Twitter Emergency Alerts
The increasingly popular social media platform, Twitter, recently announced that it would be providing its users with a system for Twitter Emergency Alerts.
The platform claimed that these alerts could be used to transmit critical information when other more traditional means of communication are unavailable. Twitter stated that their new Twitter Emergency Alerts could be used during natural disasters and other emergencies in order to provide information to other users.

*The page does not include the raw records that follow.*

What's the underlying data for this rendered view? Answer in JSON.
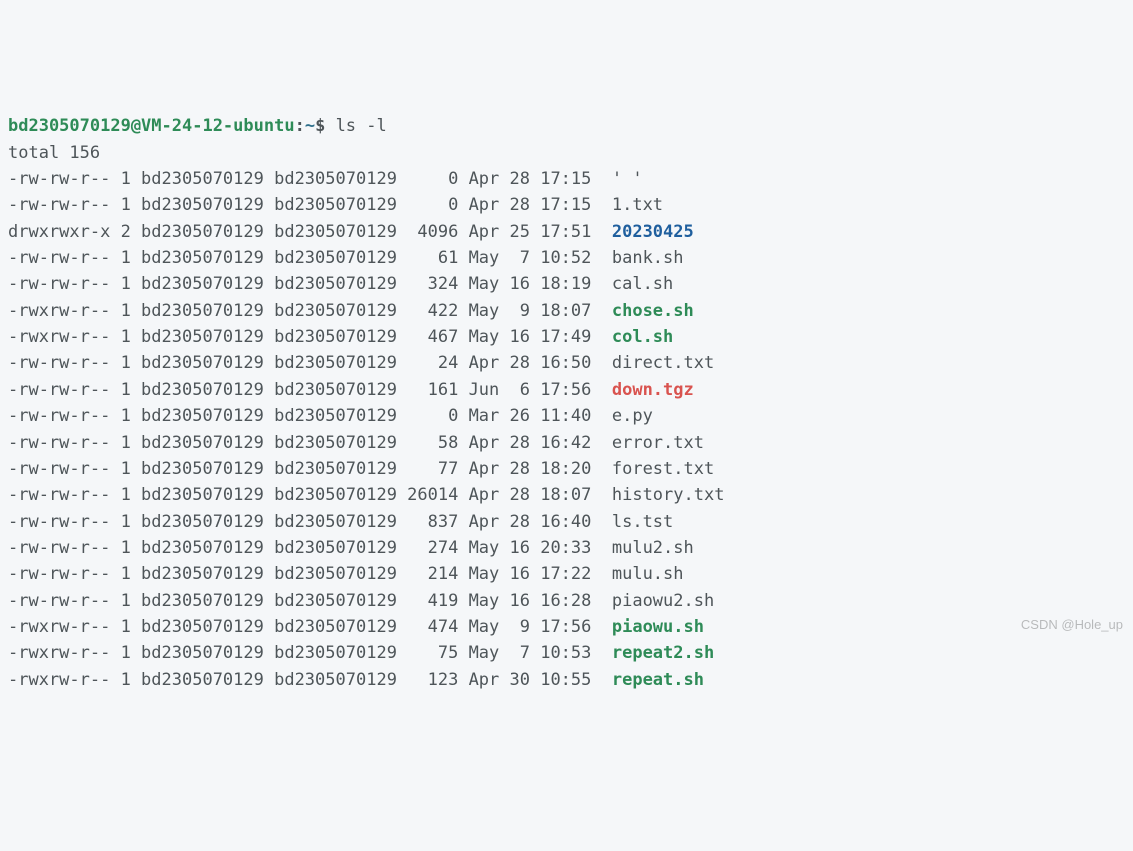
{
  "prompt": {
    "user_host": "bd2305070129@VM-24-12-ubuntu",
    "separator": ":",
    "path": "~",
    "dollar": "$",
    "command": "ls -l"
  },
  "total_line": "total 156",
  "columns_spec": {
    "perms_w": 11,
    "links_w": 1,
    "owner_w": 13,
    "group_w": 12,
    "size_w": 5,
    "month_w": 3,
    "day_w": 2,
    "time_w": 5
  },
  "entries": [
    {
      "perms": "-rw-rw-r--",
      "links": 1,
      "owner": "bd2305070129",
      "group": "bd2305070129",
      "size": 0,
      "month": "Apr",
      "day": 28,
      "time": "17:15",
      "name": "' '",
      "kind": "reg"
    },
    {
      "perms": "-rw-rw-r--",
      "links": 1,
      "owner": "bd2305070129",
      "group": "bd2305070129",
      "size": 0,
      "month": "Apr",
      "day": 28,
      "time": "17:15",
      "name": "1.txt",
      "kind": "reg"
    },
    {
      "perms": "drwxrwxr-x",
      "links": 2,
      "owner": "bd2305070129",
      "group": "bd2305070129",
      "size": 4096,
      "month": "Apr",
      "day": 25,
      "time": "17:51",
      "name": "20230425",
      "kind": "dir"
    },
    {
      "perms": "-rw-rw-r--",
      "links": 1,
      "owner": "bd2305070129",
      "group": "bd2305070129",
      "size": 61,
      "month": "May",
      "day": 7,
      "time": "10:52",
      "name": "bank.sh",
      "kind": "reg"
    },
    {
      "perms": "-rw-rw-r--",
      "links": 1,
      "owner": "bd2305070129",
      "group": "bd2305070129",
      "size": 324,
      "month": "May",
      "day": 16,
      "time": "18:19",
      "name": "cal.sh",
      "kind": "reg"
    },
    {
      "perms": "-rwxrw-r--",
      "links": 1,
      "owner": "bd2305070129",
      "group": "bd2305070129",
      "size": 422,
      "month": "May",
      "day": 9,
      "time": "18:07",
      "name": "chose.sh",
      "kind": "exec"
    },
    {
      "perms": "-rwxrw-r--",
      "links": 1,
      "owner": "bd2305070129",
      "group": "bd2305070129",
      "size": 467,
      "month": "May",
      "day": 16,
      "time": "17:49",
      "name": "col.sh",
      "kind": "exec"
    },
    {
      "perms": "-rw-rw-r--",
      "links": 1,
      "owner": "bd2305070129",
      "group": "bd2305070129",
      "size": 24,
      "month": "Apr",
      "day": 28,
      "time": "16:50",
      "name": "direct.txt",
      "kind": "reg"
    },
    {
      "perms": "-rw-rw-r--",
      "links": 1,
      "owner": "bd2305070129",
      "group": "bd2305070129",
      "size": 161,
      "month": "Jun",
      "day": 6,
      "time": "17:56",
      "name": "down.tgz",
      "kind": "arch"
    },
    {
      "perms": "-rw-rw-r--",
      "links": 1,
      "owner": "bd2305070129",
      "group": "bd2305070129",
      "size": 0,
      "month": "Mar",
      "day": 26,
      "time": "11:40",
      "name": "e.py",
      "kind": "reg"
    },
    {
      "perms": "-rw-rw-r--",
      "links": 1,
      "owner": "bd2305070129",
      "group": "bd2305070129",
      "size": 58,
      "month": "Apr",
      "day": 28,
      "time": "16:42",
      "name": "error.txt",
      "kind": "reg"
    },
    {
      "perms": "-rw-rw-r--",
      "links": 1,
      "owner": "bd2305070129",
      "group": "bd2305070129",
      "size": 77,
      "month": "Apr",
      "day": 28,
      "time": "18:20",
      "name": "forest.txt",
      "kind": "reg"
    },
    {
      "perms": "-rw-rw-r--",
      "links": 1,
      "owner": "bd2305070129",
      "group": "bd2305070129",
      "size": 26014,
      "month": "Apr",
      "day": 28,
      "time": "18:07",
      "name": "history.txt",
      "kind": "reg"
    },
    {
      "perms": "-rw-rw-r--",
      "links": 1,
      "owner": "bd2305070129",
      "group": "bd2305070129",
      "size": 837,
      "month": "Apr",
      "day": 28,
      "time": "16:40",
      "name": "ls.tst",
      "kind": "reg"
    },
    {
      "perms": "-rw-rw-r--",
      "links": 1,
      "owner": "bd2305070129",
      "group": "bd2305070129",
      "size": 274,
      "month": "May",
      "day": 16,
      "time": "20:33",
      "name": "mulu2.sh",
      "kind": "reg"
    },
    {
      "perms": "-rw-rw-r--",
      "links": 1,
      "owner": "bd2305070129",
      "group": "bd2305070129",
      "size": 214,
      "month": "May",
      "day": 16,
      "time": "17:22",
      "name": "mulu.sh",
      "kind": "reg"
    },
    {
      "perms": "-rw-rw-r--",
      "links": 1,
      "owner": "bd2305070129",
      "group": "bd2305070129",
      "size": 419,
      "month": "May",
      "day": 16,
      "time": "16:28",
      "name": "piaowu2.sh",
      "kind": "reg"
    },
    {
      "perms": "-rwxrw-r--",
      "links": 1,
      "owner": "bd2305070129",
      "group": "bd2305070129",
      "size": 474,
      "month": "May",
      "day": 9,
      "time": "17:56",
      "name": "piaowu.sh",
      "kind": "exec"
    },
    {
      "perms": "-rwxrw-r--",
      "links": 1,
      "owner": "bd2305070129",
      "group": "bd2305070129",
      "size": 75,
      "month": "May",
      "day": 7,
      "time": "10:53",
      "name": "repeat2.sh",
      "kind": "exec"
    },
    {
      "perms": "-rwxrw-r--",
      "links": 1,
      "owner": "bd2305070129",
      "group": "bd2305070129",
      "size": 123,
      "month": "Apr",
      "day": 30,
      "time": "10:55",
      "name": "repeat.sh",
      "kind": "exec"
    }
  ],
  "watermark": "CSDN @Hole_up"
}
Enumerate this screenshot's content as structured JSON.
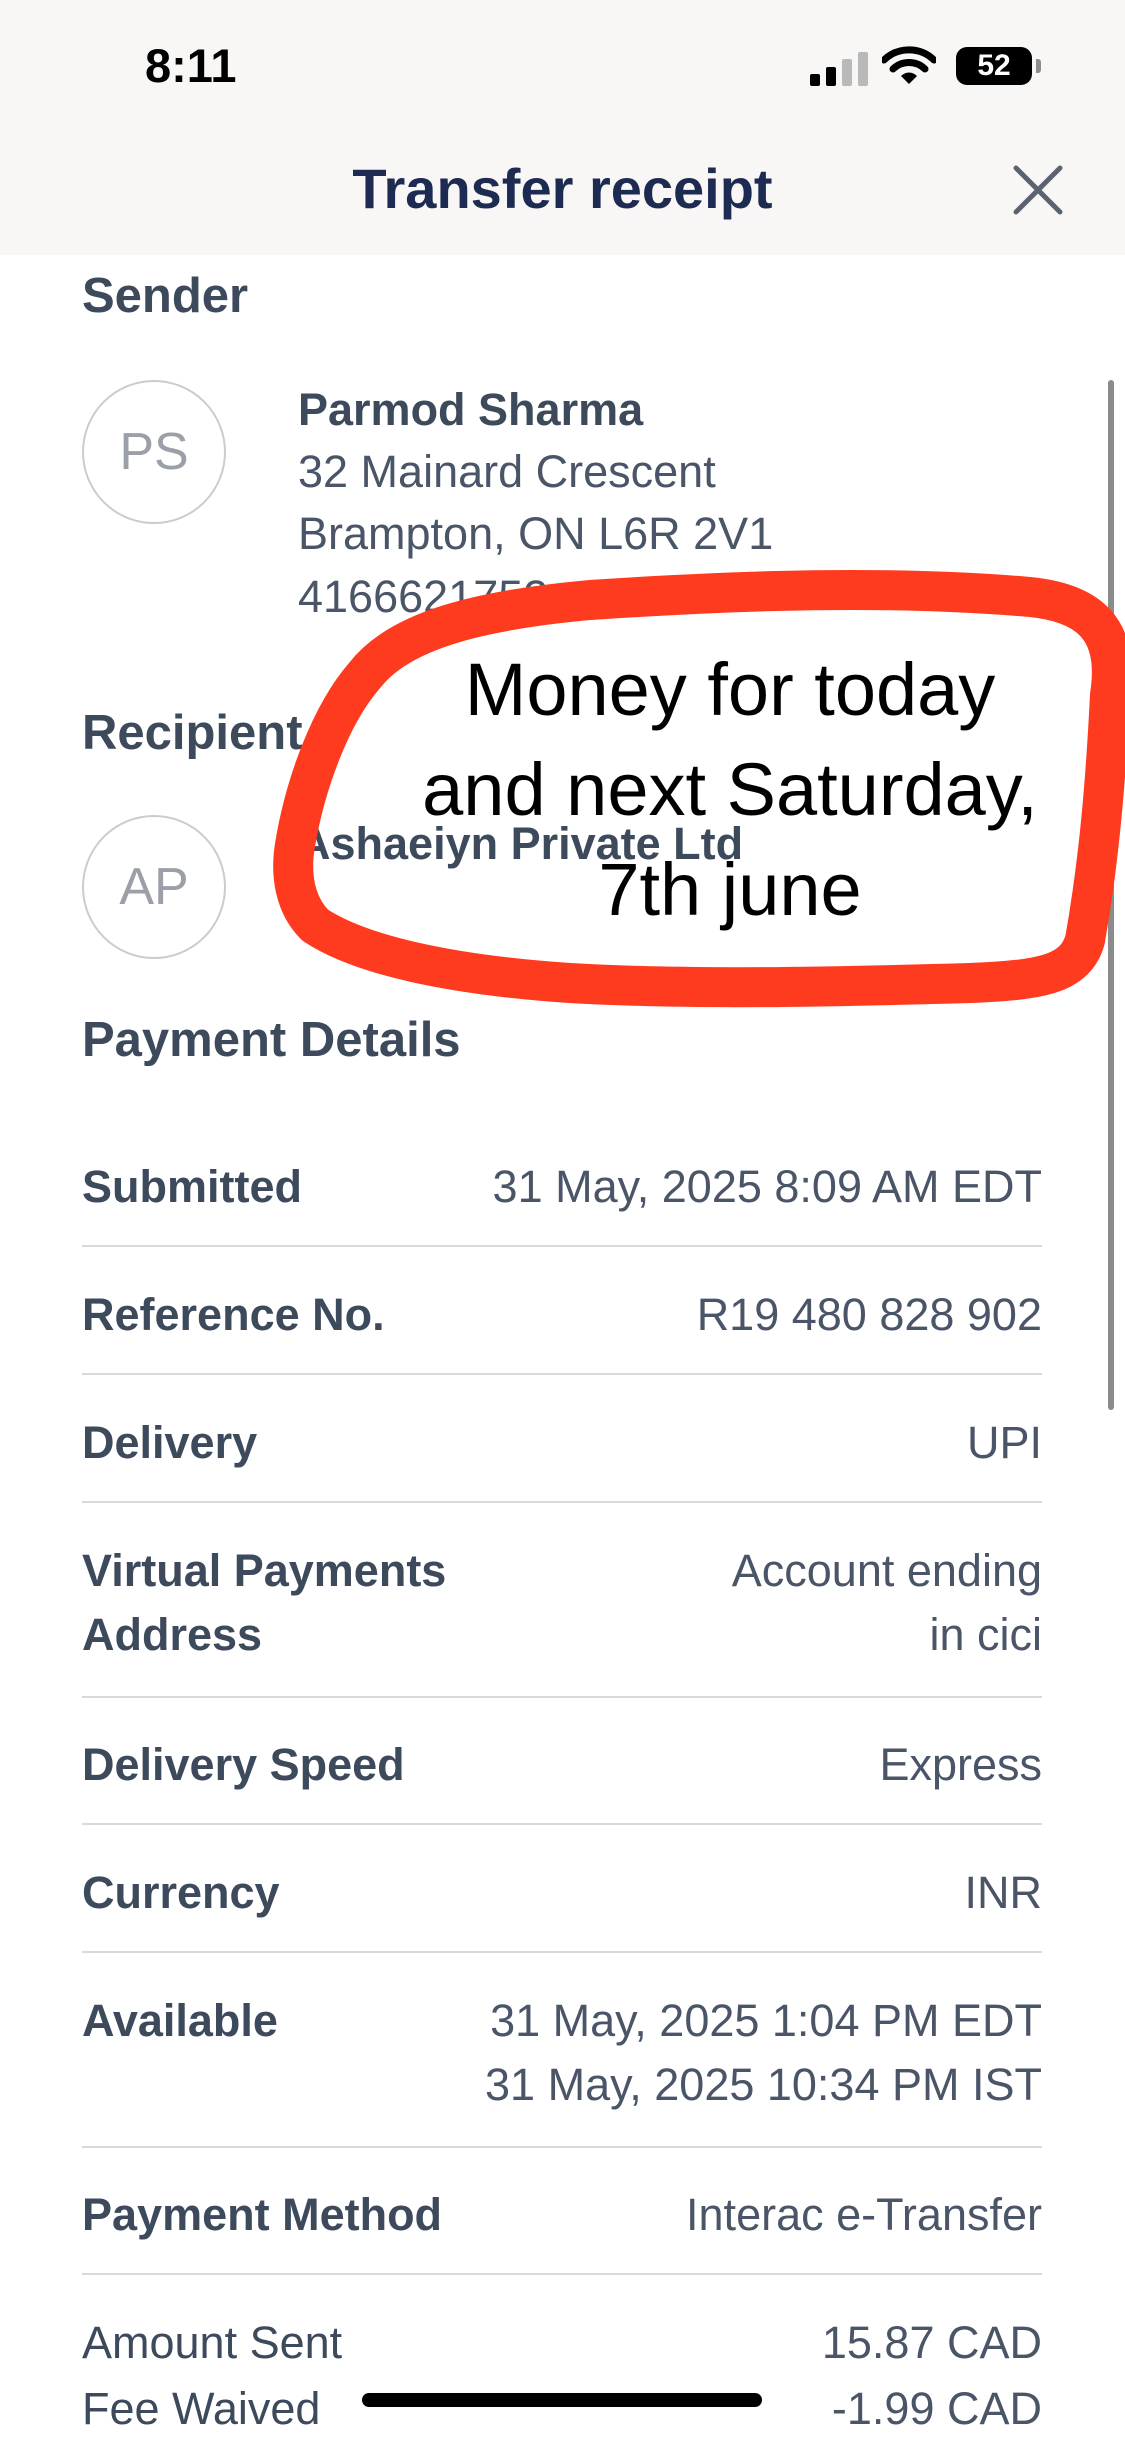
{
  "status_bar": {
    "time": "8:11",
    "battery": "52"
  },
  "header": {
    "title": "Transfer receipt"
  },
  "sender": {
    "section_title": "Sender",
    "initials": "PS",
    "name": "Parmod Sharma",
    "address_line1": "32 Mainard Crescent",
    "address_line2": "Brampton, ON L6R 2V1",
    "phone": "4166621752"
  },
  "recipient": {
    "section_title": "Recipient",
    "initials": "AP",
    "name": "Ashaeiyn Private Ltd"
  },
  "annotation": {
    "text_line1": "Money for today",
    "text_line2": "and next Saturday,",
    "text_line3": "7th june",
    "color": "#ff3b1f"
  },
  "payment_details": {
    "section_title": "Payment Details",
    "rows": [
      {
        "label": "Submitted",
        "value": "31 May, 2025 8:09 AM EDT"
      },
      {
        "label": "Reference No.",
        "value": "R19 480 828 902"
      },
      {
        "label": "Delivery",
        "value": "UPI"
      },
      {
        "label_line1": "Virtual Payments",
        "label_line2": "Address",
        "value_line1": "Account ending",
        "value_line2": "in cici"
      },
      {
        "label": "Delivery Speed",
        "value": "Express"
      },
      {
        "label": "Currency",
        "value": "INR"
      },
      {
        "label": "Available",
        "value_line1": "31 May, 2025 1:04 PM EDT",
        "value_line2": "31 May, 2025 10:34 PM IST"
      },
      {
        "label": "Payment Method",
        "value": "Interac e-Transfer"
      }
    ],
    "amounts": [
      {
        "label": "Amount Sent",
        "value": "15.87 CAD"
      },
      {
        "label": "Fee Waived",
        "value": "-1.99 CAD"
      }
    ]
  },
  "icons": [
    "signal-icon",
    "wifi-icon",
    "battery-icon",
    "close-icon"
  ]
}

In a blog post explaining the launch, Twitter product manager, Gaby Pena stated, “We know from our users how important it is to be able to receive reliable information during these times. Twitter Alerts is a new way to get accurate and important information when you need it most.” The new feature has its origin in the Lifeline service which Twitter offered to its Japanese users last year. This service enabled users to find emergency accounts during a crisis. Pena continued to explain, “And since then, we’ve been working on a related feature for people around the world.”
True to form Twitter unveiled the new service via a blog post. “Today, we’re launching Twitter Alerts, a new feature that brings us one step closer to helping users get important and accurate information from credible organizations during emergencies, natural disasters or moments when other communications services aren’t accessible.”
The additional benefits of signing up to the Twitter Emergency Alerts feature include a direct notification to the user’s phone for tweets which are marked as Alerts from a selection of senders. Already a number of key national groups have been authorised to send out Twitter Emergency Alerts through the new system. According to the Daily Telegraph these national groups are situated in the United States, South Korea and Japan. Twitter has stated its ambition to make this service available to “public institutions and NGOs around the world.”
The Daily Telegraph named a number of the organisations which have been given the authority to send Twitter Emergency Alerts. These organisations include American Red Cross, Federal Emergency Management Agency and The World Health Organization. Additionally, it was made clear that a number of unnamed governmental and non-governmental organisations had been granted permission in both South Korea and Japan.
A spokeswoman from Twitter said the Lifeline service became instrumental during the Japanese tsunami. Lifeline became one of the key tools for gaining information about this natural disaster due to the destruction it caused to the countries conventional infrastructure. Other incidents where Lifeline was used to good effect include Hurricane Sandy and the Boston terrorist attacks. The spokeswoman explained that a wide number of organisations and groups stand to benefit from the new Alerts feature. These groups include law enforcement and public safety agencies. Also emergency management agencies, local governments and private organisations which are involved in disaster relief.